I recently got the chance to chat with Paul Donnelly, the Microsoft Windows Vista beta program manager, to ask about the development process for Windows Vista and branching. It looks like I was wrong about a lot of things, but through his explanations, I was able to get a better understanding of how everything worked. So here is the updated RC1 branching diagram.
Basically, the changes I’ve made to the diagram are:
- New “features” were only added before Beta 2. No new “features” has been added after Beta 2.
- Only “content” has been added post-Beta 2.
Features vs Content
So whats the difference between “features” and “content”? Paul explains, a feature is a set of code to do a specific function. Aero is a feature, the log-on screen is a feature. Content on the other hand, provide additional resources for a feature, which might contribute to the end-user experience. An example of this is the system sounds. Obviously without a doubt, new Vista system sounds are coming, but not as a feature. The feature for system sounds is the ability to play specified sound files on predefined events. The sound files themselves are content, which is audible to the user. Wallpapers and help files would also be classified as content. And since a new boot screen may not involve modifying code, that might be considered content too!

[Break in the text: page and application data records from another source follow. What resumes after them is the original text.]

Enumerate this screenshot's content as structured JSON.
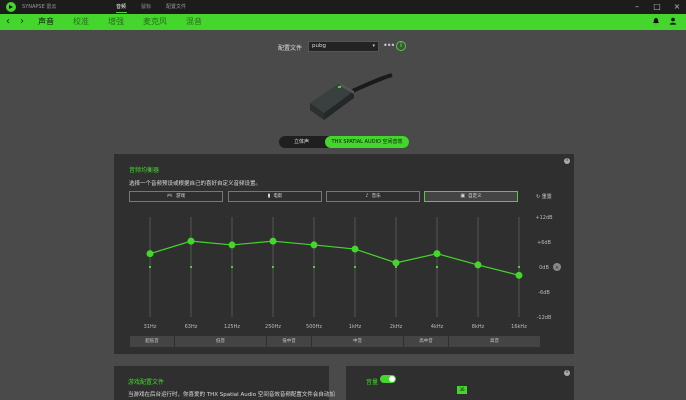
{
  "titlebar": {
    "app": "SYNAPSE 雷云",
    "tabs": [
      "音频",
      "鼠标",
      "配置文件"
    ],
    "active_tab": "音频"
  },
  "nav": {
    "tabs": [
      "声音",
      "校准",
      "增强",
      "麦克风",
      "混音"
    ],
    "active_tab": "声音"
  },
  "profile": {
    "label": "配置文件",
    "value": "pubg",
    "more": "•••",
    "info": "i"
  },
  "mode": {
    "stereo": "立体声",
    "thx": "THX SPATIAL AUDIO 空间音效",
    "active": "THX SPATIAL AUDIO 空间音效"
  },
  "eq": {
    "title": "音频均衡器",
    "description": "选择一个音频预设或根据自己的喜好自定义音频设置。",
    "presets": [
      {
        "label": "游戏",
        "icon": "gamepad-icon",
        "glyph": "🎮"
      },
      {
        "label": "电影",
        "icon": "film-icon",
        "glyph": "▮"
      },
      {
        "label": "音乐",
        "icon": "music-note-icon",
        "glyph": "♪"
      },
      {
        "label": "自定义",
        "icon": "custom-icon",
        "glyph": "▣"
      }
    ],
    "active_preset": "自定义",
    "reset": "重置",
    "db_labels": [
      "+12dB",
      "+6dB",
      "0dB",
      "-6dB",
      "-12dB"
    ],
    "ranges": [
      {
        "label": "超低音",
        "span": 1
      },
      {
        "label": "低音",
        "span": 2
      },
      {
        "label": "低中音",
        "span": 1
      },
      {
        "label": "中音",
        "span": 2
      },
      {
        "label": "高中音",
        "span": 1
      },
      {
        "label": "高音",
        "span": 2
      }
    ]
  },
  "chart_data": {
    "type": "line",
    "title": "音频均衡器",
    "x": [
      "31Hz",
      "63Hz",
      "125Hz",
      "250Hz",
      "500Hz",
      "1kHz",
      "2kHz",
      "4kHz",
      "8kHz",
      "16kHz"
    ],
    "series": [
      {
        "values": [
          3.2,
          6.2,
          5.3,
          6.2,
          5.3,
          4.3,
          1.0,
          3.2,
          0.5,
          -2.0
        ]
      }
    ],
    "ylim": [
      -12,
      12
    ],
    "yticks": [
      "+12dB",
      "+6dB",
      "0dB",
      "-6dB",
      "-12dB"
    ],
    "grid": false
  },
  "game_profile": {
    "title": "游戏配置文件",
    "description": "当游戏在后台运行时，你喜爱的 THX Spatial Audio 空间音效音频配置文件会自动加"
  },
  "volume": {
    "title": "音量",
    "enabled": true,
    "value": "36"
  },
  "colors": {
    "accent": "#44d62c",
    "panel": "#2f2f2f",
    "background": "#4a4a4a"
  }
}
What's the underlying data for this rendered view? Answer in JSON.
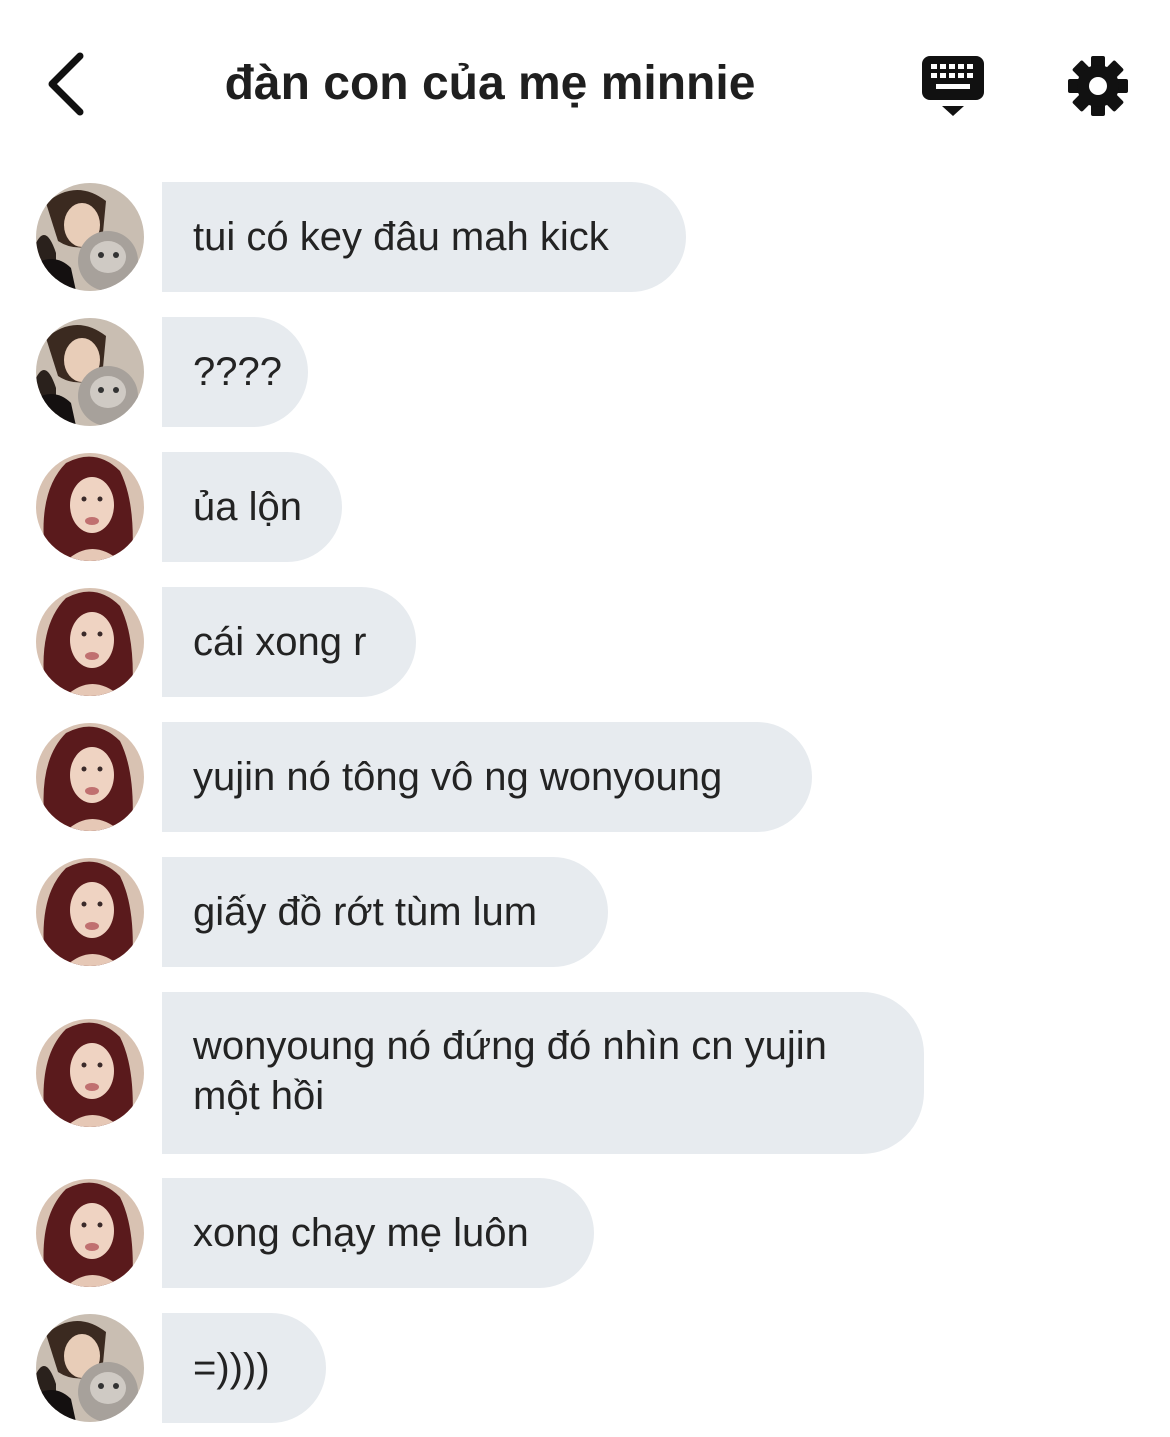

I also took the opportunity to ask Paul whether modifying Aero Glass would be possible at this time.
Not only did he say it was possible, but he went as far as saying He says it is possible, and I quote, “A new theme is again, just content. Since the theming code would just apply it.” A new theme is possible at this point Changes to the existing Aero Glass is possible, a new Aero (tier) is not. But I’m confident nothing more than only a refined Aero Glass is coming, since there are only months left before Vista has to be shipped.
Important: Paul wants to make sure everyone is clear on this issue. NO new Aero is coming. NO vector Glass. NO new theme. These were ONLY stated as examples.
Paul also reconfirmed strongly since Beta 2, Vista was “feature-locked”. That is, no additional features may be added to Windows Vista at this time in development. However exceptions apply.
No new features can be added, but features can be changed. Changing the log-on screen feature after it’s already been in the build is very possible. I didn’t clarify how much you could change a feature before it is considered a ‘new feature’, but I presume you could quite a bit of remodeling.
Then I asked about the possibilities of adding a clock to the log-on screen. Paul states two possible alternatives, depending on how the feature was documented. If the clock feature was internally enumerated in it’s own feature specification, then adding that feature after Beta 2 would be impossible. However, if the specifications for the log-on screen includes a clock as part of its features, then adding the clock would be considered a “work item”, a yet-to-be implemented part of a feature. For example, if the clock was in the original pre-Beta 2 specifications for the log-on screen, then is definitely possible for it to show up in the future.
Important: Paul also wants to make sure everyone is clear on the clock idea. He cannot confirm whether or not a clock will/will not be added to the final release. It was ONLY stated as an example.
But without access to the internal specifications, we can never know for sure what is planned for the final Windows Vista release. There could even be significant chunks of features still missing from current builds.
In conclusion, it was a very short but informative conversation. So here’s what I learned in summary:
- New wallpapers, system sounds, help files are not features.
- An updated Aero Glass is possible, although not probable. A new theme is even possible too (from a development standpoint), but is definitely not planned.
- Vista is definitely “feature-locked”. No new features can be added.
- “Features” may be incomplete. New “features parts” could be coming.